May 3, 2010
Even as more colleges and universities begin to offer three-year degrees to help cut down on college costs, the vast majority of students in many institutions are taking longer than four years to graduate.
For example, The La Crosse Tribune in Wisconsin reports that only about 25 to 35 percent of incoming freshmen at the University of Wisconsin--La Crosse, Viterbo University and Winona State University receive their degrees in four years. Meanwhile, about half graduate after five years.
"Five is the new four," noted Alysia Dahlke, who calls herself a fifth-year senior, in the Tribune. "I'm not too upset, because it's kind of the norm now."
College officials explain that many students take double majors and minors, work, study abroad or pursue other activities during college--all of which can delay graduation. Some switch majors late in the game, adding on course requirements that can add cost and time to their degree. Finally, finances and family issues can sometimes be a factor.
While liberal arts colleges allow students to explore various areas of interest, officials acknowledge that too much indecision can be costly. "UW-L is concerned about students lingering too long and amassing credit and debt," noted Kathleen Enz Finken, UW-L provost and vice chancellor for academic affairs, who was quoted by the Tribune.
The Cincinnati Enquirer reports that the vast majority of students take six years to complete their degrees: At the University of Cincinnati, only 20 percent of students who began their studies in fall 2003 graduated in four years; more than half earned degrees in six years. At Northern Kentucky University, just 8 percent completed degrees in four years and only 32 percent in six years. Nationally, fewer than one-third of students at four-year public colleges graduate in four years.
The Los Angeles Times reports that three-year bachelor's degrees are becoming more popular, and the idea is being considered at the University of California to help students cut higher education costs. But the three-year degree is unlikely to be a practical option for most students. Indeed, Daniel Hurley of the American Association of State Colleges and Universities pointed out that the majority of students struggle to complete their studies in five or six years.
"Most students change majors," he explained to the LA Times, "and thank God we did.
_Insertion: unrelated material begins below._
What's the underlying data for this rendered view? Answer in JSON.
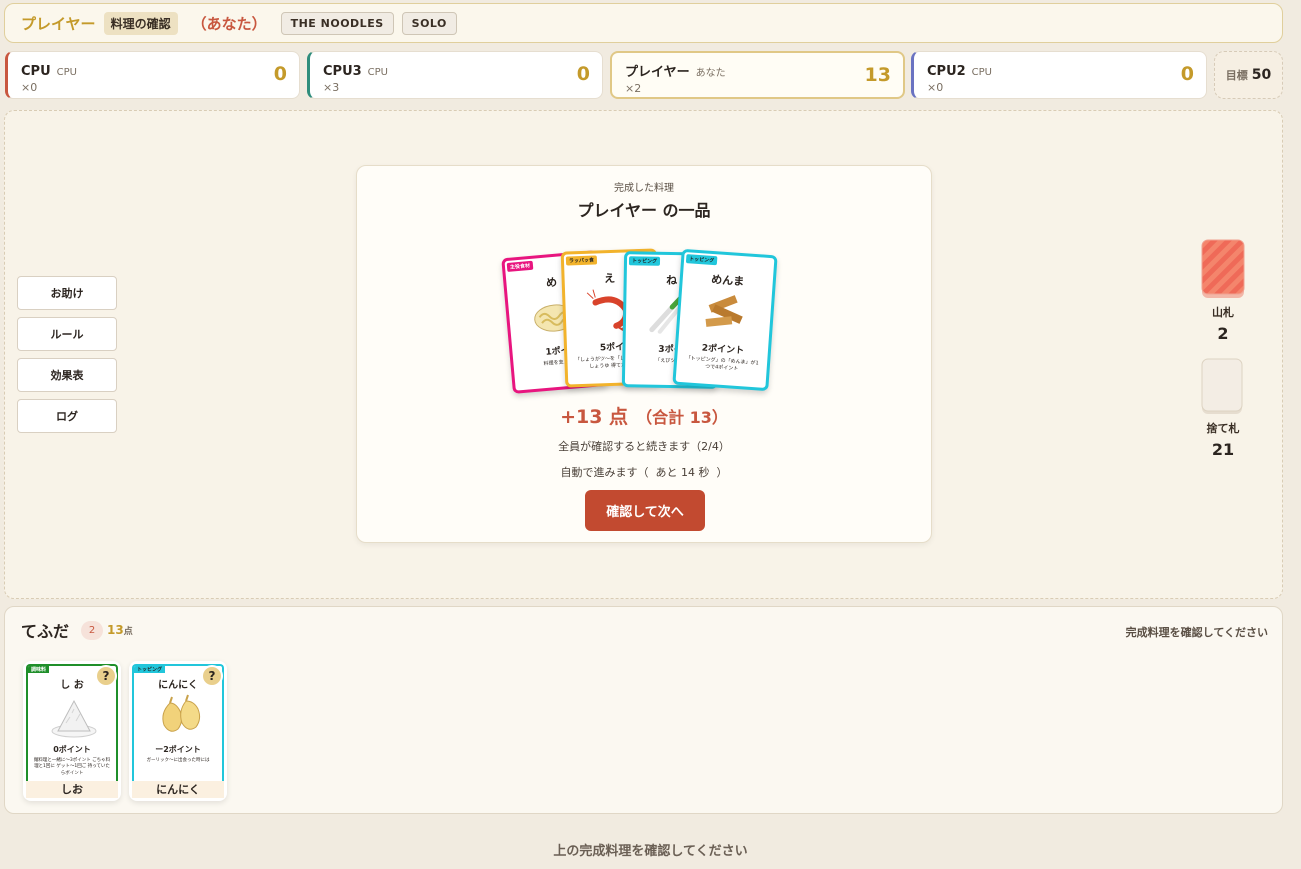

Otherwise we would be miserable and underemployed."
Compiled by Yaffa Klugerman
"College in Four Years Not That Common Anymore," The La Crosse Tribune, May 3, 2010, KJ Lang
"College Students Take Longer to Graduate," Cincinnati Enquirer, May 3, 2010, Cliff Peale
"Three-Year Bachelor's Degree Gains Popularity," The Los Angeles Times, April 22, 2010, Larry Gordon